AIM OF THE TASK
Below are records; copy every line in them that holds the word "true".

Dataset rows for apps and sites

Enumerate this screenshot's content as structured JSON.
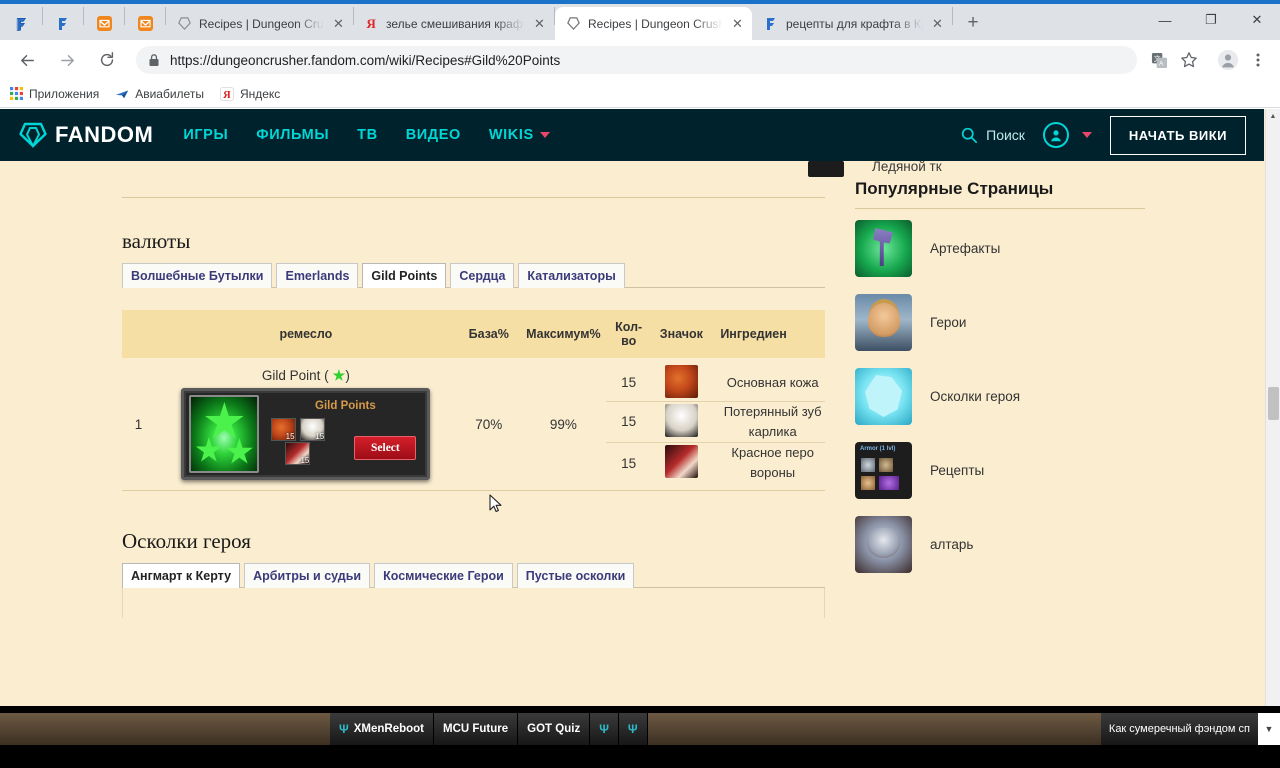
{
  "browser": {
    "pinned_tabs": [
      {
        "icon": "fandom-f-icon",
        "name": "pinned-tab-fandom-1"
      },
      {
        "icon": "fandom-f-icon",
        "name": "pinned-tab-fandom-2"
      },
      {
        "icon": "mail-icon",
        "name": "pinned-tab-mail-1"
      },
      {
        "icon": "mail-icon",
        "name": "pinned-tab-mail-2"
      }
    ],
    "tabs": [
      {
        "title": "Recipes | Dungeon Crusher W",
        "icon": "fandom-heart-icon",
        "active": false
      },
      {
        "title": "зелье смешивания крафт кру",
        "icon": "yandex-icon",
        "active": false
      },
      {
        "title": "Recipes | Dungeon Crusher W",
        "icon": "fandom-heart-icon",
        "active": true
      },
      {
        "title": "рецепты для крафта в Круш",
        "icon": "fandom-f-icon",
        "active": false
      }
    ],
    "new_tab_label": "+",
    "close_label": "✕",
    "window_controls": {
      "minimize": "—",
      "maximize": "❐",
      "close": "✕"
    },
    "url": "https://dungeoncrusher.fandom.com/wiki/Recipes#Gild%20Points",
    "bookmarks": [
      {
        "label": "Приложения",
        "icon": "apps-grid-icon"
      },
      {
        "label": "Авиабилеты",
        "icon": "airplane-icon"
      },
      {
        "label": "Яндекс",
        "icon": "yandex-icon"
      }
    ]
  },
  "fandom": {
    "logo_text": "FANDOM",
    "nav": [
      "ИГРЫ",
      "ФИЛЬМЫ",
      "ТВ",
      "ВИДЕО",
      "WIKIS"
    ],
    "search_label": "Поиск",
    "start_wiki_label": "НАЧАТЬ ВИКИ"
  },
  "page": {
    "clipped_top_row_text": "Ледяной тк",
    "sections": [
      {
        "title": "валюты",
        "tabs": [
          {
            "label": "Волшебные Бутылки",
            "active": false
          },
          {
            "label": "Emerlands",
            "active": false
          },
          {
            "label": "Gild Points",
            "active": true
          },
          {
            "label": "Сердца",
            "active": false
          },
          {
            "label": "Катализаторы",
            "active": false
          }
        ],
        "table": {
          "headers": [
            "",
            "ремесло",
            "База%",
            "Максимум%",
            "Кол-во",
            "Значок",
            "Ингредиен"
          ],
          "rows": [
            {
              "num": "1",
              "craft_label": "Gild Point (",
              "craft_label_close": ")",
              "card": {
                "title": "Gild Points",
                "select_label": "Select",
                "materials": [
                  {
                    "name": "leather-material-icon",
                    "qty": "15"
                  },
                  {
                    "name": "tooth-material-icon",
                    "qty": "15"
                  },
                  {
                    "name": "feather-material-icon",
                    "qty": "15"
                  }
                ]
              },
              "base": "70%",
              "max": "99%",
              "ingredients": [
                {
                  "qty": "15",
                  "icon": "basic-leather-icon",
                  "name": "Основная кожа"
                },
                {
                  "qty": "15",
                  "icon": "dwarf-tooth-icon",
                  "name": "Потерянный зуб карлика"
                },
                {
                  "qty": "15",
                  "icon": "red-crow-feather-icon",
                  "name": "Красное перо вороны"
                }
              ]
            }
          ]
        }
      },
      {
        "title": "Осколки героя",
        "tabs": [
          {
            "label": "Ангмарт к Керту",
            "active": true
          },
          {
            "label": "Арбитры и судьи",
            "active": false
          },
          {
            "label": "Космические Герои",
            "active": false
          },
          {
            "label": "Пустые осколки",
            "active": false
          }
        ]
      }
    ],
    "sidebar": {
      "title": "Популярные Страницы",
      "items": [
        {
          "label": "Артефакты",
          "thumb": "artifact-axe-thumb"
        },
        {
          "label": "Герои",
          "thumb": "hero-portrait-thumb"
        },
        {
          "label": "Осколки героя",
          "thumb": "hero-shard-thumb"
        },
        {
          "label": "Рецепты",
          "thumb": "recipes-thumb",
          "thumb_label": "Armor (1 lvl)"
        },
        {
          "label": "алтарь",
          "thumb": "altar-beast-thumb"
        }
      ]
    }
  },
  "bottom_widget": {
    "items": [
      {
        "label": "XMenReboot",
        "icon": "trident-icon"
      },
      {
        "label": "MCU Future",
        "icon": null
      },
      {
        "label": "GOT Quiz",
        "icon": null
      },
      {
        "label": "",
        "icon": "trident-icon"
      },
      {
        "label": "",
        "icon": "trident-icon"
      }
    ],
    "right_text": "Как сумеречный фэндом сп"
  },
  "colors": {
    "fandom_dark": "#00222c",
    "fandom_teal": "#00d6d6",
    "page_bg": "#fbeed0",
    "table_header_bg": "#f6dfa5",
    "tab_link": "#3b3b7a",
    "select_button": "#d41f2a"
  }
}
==
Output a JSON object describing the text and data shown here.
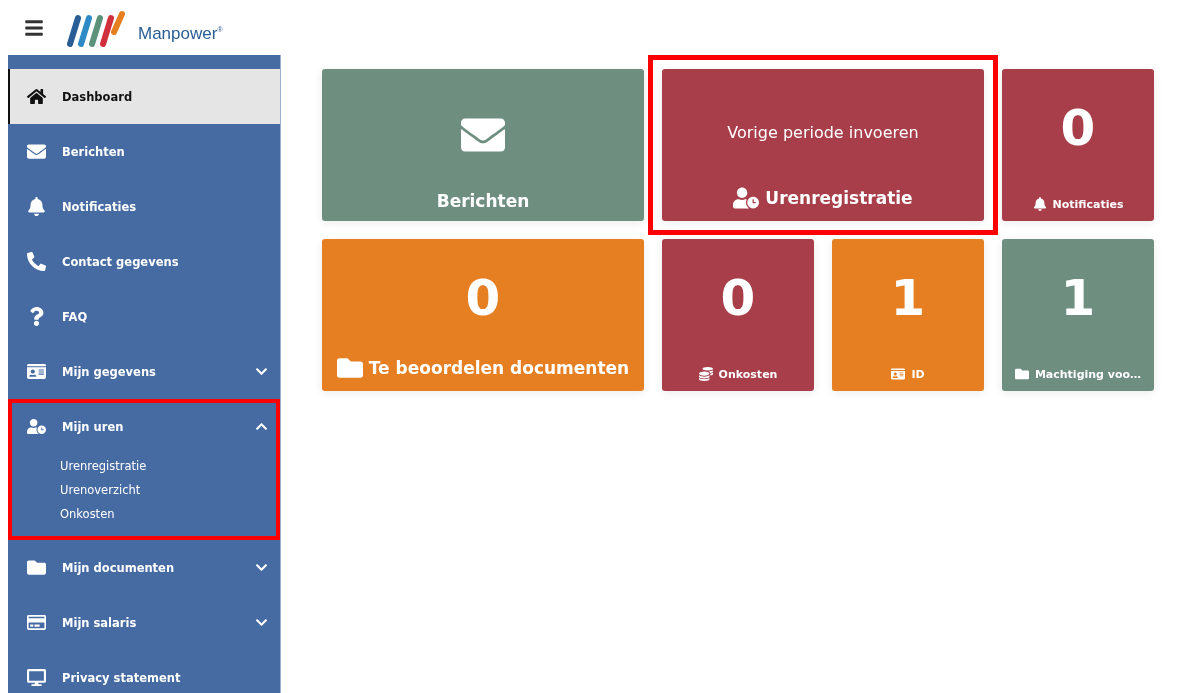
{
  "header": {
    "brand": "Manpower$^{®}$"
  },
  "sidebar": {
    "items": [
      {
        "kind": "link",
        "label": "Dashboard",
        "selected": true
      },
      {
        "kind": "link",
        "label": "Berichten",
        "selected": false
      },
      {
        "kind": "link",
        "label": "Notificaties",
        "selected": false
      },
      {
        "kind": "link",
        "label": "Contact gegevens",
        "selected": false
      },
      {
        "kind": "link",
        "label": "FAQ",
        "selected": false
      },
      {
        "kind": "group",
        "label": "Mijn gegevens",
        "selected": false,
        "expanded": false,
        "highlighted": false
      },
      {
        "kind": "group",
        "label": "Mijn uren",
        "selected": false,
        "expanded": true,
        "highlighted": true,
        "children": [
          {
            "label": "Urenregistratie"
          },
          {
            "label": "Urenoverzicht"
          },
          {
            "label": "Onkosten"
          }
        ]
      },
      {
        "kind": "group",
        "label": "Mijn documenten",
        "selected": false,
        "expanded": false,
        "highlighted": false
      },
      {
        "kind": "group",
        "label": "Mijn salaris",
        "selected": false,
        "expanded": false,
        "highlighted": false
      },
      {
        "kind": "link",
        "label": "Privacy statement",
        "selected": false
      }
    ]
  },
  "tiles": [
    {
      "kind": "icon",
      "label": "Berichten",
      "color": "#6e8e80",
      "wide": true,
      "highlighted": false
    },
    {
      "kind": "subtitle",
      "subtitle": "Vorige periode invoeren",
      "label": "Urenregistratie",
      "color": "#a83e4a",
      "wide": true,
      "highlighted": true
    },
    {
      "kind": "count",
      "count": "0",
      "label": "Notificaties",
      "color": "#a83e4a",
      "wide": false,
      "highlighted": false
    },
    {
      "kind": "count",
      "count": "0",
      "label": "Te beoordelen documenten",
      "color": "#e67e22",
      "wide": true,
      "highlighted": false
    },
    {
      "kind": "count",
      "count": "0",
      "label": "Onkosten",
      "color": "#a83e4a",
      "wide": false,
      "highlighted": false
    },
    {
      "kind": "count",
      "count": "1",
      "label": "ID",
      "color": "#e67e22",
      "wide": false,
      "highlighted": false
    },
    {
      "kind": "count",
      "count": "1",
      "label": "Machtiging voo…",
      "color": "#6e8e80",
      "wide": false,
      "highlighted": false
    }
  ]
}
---
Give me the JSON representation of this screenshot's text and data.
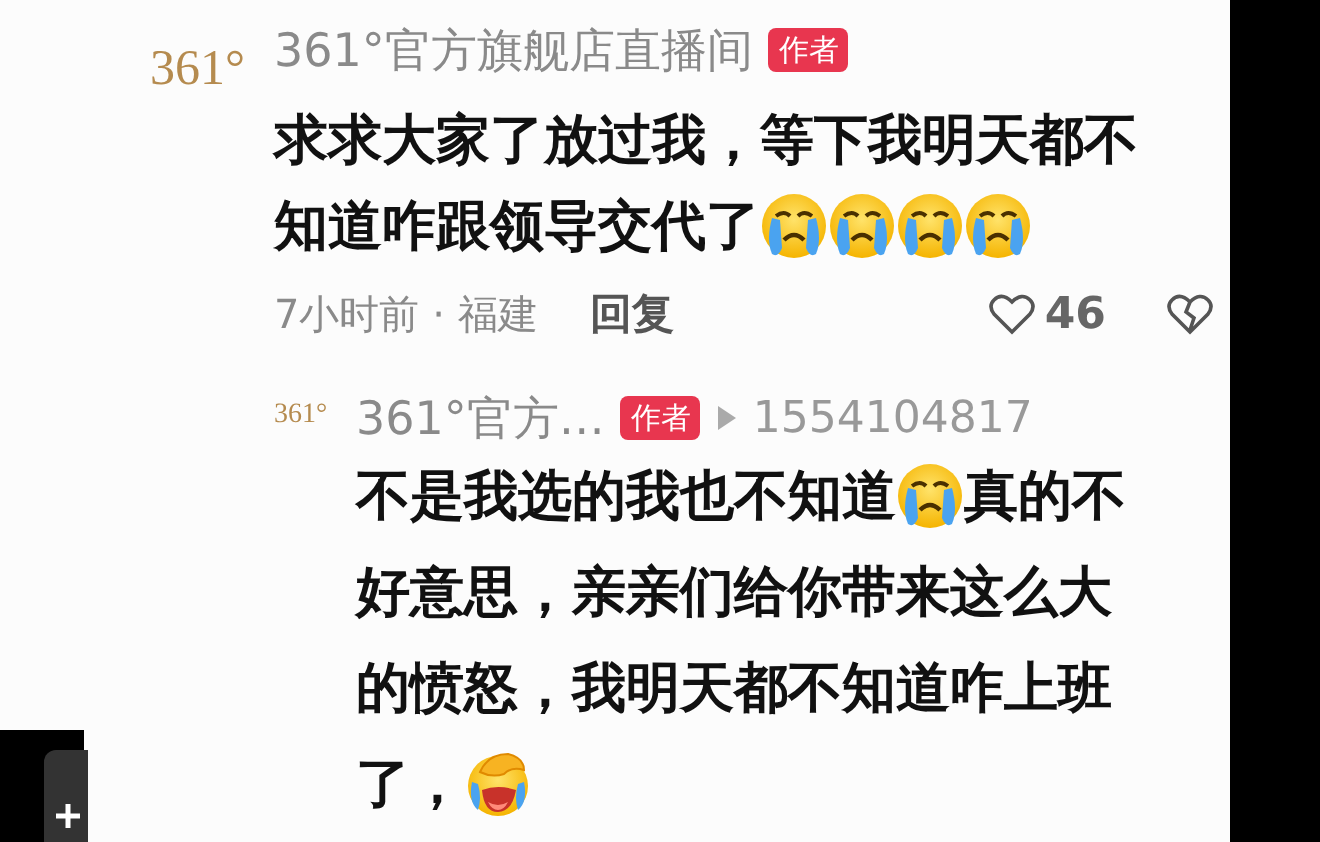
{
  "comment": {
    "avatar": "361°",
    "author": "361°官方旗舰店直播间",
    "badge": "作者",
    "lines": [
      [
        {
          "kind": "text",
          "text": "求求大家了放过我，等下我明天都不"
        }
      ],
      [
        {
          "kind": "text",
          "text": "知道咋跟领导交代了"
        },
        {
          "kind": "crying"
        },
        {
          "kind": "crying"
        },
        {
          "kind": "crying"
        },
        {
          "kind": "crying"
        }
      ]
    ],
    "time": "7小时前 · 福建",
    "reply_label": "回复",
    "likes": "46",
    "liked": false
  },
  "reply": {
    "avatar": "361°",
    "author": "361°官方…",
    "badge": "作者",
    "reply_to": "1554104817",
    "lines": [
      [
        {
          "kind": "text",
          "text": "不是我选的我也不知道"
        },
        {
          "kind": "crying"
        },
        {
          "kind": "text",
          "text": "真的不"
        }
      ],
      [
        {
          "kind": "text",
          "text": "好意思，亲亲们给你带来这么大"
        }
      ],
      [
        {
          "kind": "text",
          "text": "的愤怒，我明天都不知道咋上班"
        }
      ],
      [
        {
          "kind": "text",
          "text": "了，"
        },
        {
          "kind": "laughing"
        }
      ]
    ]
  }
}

YOUR SOLUTION
        "active": true
            "active": true
            "active": true
        "selected": true
        "expanded": true,
        "highlighted": true,
      "wide": true,
      "wide": true,
      "highlighted": true
      "wide": true,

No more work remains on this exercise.